When assessing your environment, problem or your goal, meticulously scout the tools at your disposal. When you’re learning a new job, a new project or a programming language’s tools for example, it pays to have a grasp of your options. Researching what documentation, guides, tools or libraries are at your disposal will help you accomplish your goal. That sounds obvious but here’s what I mean.
Seek out resources. Bookmark links and support info in an Excel spreadsheet with a handful of columns, for example. Soon, you’ll amass a collection tools and guides to get things done. Most companies or products have “resource centers”, mountains of internal documentation, tools and blogs. At many organizations, people have likely made tools for something they needed in the past then moved on. Often these tools can be leveraged for anyone who cares enough to seek out, read about and learn how to use them.

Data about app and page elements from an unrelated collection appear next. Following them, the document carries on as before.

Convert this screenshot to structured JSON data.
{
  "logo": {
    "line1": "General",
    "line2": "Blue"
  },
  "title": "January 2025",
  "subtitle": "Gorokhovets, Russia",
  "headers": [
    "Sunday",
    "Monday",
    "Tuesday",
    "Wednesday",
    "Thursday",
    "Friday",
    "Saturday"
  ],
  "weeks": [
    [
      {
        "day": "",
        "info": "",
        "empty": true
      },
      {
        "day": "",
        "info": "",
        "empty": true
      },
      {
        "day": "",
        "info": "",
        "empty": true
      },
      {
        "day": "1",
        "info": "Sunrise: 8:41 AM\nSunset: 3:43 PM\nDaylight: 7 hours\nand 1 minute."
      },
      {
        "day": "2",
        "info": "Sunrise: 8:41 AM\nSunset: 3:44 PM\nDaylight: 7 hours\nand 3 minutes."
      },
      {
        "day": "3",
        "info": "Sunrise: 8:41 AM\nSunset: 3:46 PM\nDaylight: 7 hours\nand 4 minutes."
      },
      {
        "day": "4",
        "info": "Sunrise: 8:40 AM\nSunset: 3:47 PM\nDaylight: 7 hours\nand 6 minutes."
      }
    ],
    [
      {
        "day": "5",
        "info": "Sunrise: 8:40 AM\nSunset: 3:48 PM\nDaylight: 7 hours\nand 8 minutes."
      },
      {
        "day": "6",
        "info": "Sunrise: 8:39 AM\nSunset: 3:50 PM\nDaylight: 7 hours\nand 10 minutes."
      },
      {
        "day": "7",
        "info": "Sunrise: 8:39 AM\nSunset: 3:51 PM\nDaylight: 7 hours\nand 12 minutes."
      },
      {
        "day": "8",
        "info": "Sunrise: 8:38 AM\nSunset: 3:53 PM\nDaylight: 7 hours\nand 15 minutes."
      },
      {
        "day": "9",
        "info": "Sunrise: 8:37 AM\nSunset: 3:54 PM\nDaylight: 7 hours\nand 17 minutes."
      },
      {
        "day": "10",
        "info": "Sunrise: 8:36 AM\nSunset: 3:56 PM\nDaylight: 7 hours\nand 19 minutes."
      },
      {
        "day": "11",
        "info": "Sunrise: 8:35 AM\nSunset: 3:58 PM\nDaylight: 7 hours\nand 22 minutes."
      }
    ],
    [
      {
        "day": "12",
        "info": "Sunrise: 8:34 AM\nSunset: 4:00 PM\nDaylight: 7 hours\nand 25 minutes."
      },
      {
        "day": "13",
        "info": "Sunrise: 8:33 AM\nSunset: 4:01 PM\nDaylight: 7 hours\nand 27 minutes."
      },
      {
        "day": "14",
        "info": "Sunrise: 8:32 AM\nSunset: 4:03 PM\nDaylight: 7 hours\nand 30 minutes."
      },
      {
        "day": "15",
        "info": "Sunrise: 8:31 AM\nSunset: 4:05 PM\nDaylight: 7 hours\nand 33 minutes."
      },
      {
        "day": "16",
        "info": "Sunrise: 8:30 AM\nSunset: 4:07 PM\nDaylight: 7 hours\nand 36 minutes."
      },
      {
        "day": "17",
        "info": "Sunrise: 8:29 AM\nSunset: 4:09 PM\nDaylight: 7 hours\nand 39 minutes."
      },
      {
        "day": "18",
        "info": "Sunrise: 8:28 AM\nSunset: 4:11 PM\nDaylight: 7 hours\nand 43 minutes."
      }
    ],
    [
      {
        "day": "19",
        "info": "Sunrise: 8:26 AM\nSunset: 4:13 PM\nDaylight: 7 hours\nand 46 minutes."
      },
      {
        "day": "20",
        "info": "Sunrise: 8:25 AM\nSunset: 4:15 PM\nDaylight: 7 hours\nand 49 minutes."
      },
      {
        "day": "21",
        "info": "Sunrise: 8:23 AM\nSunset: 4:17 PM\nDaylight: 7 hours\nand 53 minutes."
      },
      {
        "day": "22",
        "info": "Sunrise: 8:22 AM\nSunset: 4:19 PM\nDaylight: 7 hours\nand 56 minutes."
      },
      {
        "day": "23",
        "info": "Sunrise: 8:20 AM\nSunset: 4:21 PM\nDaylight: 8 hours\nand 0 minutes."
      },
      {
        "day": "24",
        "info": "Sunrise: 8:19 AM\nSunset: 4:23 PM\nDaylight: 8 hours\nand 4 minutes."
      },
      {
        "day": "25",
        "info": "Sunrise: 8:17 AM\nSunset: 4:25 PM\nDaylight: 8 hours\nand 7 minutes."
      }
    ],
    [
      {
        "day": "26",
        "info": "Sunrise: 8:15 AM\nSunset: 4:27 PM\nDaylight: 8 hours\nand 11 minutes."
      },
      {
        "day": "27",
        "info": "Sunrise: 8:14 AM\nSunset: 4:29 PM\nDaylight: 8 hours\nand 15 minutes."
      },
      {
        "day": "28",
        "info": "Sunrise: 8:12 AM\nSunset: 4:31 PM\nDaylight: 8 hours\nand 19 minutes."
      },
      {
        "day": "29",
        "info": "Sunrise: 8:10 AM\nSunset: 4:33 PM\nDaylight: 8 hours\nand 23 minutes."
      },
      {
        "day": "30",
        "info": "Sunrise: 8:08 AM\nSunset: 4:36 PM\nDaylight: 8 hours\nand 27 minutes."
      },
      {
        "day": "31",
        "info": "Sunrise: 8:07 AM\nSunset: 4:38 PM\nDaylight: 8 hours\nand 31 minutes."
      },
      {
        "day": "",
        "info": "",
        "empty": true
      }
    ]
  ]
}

Dig for these tools too. Find resources by googling products you use. Subscribe to their status pages. Look for other tools that may help you in a pinch like GoToWebinar’s system check to help someone figure out what’s wrong with their browser. I love these types of browser-based troubleshooting software. These are ways to gain a better understanding of technologies that might affect or improve your productivity or day to day goals.
I think of “resource scoping” as crawling these types of resources for every tool, guide and support contact that might good to know. The effort you put in to scope available resources is worth the time spent. Check out the “resource scoping” I did in this post I wrote focused on tools for writers!